Prime Minister Boris Johnson, who carried out Britain’s declaration of independence, has stated that the future of the nation is now in the hands of the people. Mr. Johnson also called for a new relationship with the European Union. The Brexit withdrawal agreement was supported by a majority of MPs in a vote in the House of Commons.
In a referendum in June 2016, 17.5 million people, or 52% of the population, said Britain should leave the European Union and become an independent nation. 16.1 million, or 48%, voted to remain. Since then, British politics has been dominated by issues raised in the Brexit referendum. Prime Ministers David Cameron and Theresa May had to step down over the same issue. At one point, there was even the possibility of a new referendum on the Brexit issue.
The referendum showed a UK divided about much more than the EU. In addition, the referendum was a cure-all from secession and Immigration to Capitalism, the British Empire, and British Modernity.
Leaving the European single market and the Customs Union is sure to create a barrier at the borders. It can also cause more red tape. This makes importing and exporting goods across the EU-UK border even more costly for exporters.
The English Port of Dover is expected to be less crowded in early January but is expected to be busy again by the middle of the month.
This means that pet passports and driving licence rules and data laws for the British in Europe are changing with the passage of half a century. It remains to be seen how all this will affect the British and EU countries.

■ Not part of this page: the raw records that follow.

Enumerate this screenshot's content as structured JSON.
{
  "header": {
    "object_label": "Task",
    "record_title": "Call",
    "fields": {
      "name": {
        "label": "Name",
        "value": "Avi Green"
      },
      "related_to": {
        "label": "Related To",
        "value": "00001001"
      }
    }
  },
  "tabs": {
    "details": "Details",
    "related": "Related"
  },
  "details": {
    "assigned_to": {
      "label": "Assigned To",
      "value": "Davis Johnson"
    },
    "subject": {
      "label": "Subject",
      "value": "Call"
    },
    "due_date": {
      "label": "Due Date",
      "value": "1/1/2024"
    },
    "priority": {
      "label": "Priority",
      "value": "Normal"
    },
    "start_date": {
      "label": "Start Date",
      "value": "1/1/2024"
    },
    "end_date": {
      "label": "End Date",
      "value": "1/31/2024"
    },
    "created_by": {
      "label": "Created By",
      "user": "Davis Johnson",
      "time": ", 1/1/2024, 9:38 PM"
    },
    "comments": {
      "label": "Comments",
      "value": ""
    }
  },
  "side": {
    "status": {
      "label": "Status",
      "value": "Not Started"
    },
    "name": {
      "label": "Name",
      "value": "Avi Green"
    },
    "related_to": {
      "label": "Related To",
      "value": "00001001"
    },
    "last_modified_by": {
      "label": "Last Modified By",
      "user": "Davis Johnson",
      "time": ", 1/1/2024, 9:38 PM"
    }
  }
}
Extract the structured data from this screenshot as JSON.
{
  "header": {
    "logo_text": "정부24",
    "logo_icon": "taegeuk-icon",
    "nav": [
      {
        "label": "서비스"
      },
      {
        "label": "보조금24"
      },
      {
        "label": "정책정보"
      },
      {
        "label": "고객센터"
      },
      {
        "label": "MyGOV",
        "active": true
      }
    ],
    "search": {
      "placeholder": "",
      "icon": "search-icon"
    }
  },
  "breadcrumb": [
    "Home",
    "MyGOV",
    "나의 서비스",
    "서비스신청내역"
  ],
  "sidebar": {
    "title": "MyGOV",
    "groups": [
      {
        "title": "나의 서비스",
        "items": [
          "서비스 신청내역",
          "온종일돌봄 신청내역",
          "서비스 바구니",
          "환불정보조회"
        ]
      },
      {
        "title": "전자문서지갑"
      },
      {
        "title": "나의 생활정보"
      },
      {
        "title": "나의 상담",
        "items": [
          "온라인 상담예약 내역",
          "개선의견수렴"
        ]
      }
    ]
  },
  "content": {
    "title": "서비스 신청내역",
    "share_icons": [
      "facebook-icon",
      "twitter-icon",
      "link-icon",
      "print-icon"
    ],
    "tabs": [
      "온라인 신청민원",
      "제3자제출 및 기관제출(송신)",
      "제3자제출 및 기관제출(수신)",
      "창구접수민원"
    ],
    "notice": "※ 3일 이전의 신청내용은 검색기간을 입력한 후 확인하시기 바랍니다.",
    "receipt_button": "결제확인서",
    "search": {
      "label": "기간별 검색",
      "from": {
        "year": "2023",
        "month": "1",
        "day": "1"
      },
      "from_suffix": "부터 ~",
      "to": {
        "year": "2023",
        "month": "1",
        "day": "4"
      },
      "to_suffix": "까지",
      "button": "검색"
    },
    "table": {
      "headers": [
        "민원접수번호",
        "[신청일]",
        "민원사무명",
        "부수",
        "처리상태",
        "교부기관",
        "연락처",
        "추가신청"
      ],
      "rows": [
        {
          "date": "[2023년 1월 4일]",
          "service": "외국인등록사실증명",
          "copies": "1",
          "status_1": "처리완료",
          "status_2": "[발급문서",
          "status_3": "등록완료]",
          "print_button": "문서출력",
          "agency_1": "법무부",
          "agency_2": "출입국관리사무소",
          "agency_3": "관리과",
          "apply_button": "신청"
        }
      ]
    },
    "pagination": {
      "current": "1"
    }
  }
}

European Commission President Ursula von der Leyen has spoken emotionally after reaching a Christmas Eve trade deal amid complications. She quoted both William Shakespeare and TS Eliot as a reflection of his mood. “Parting is such sweet sorrow,” she said. “What we call the beginning is often the end. And to make an end is to make a beginning,” she added.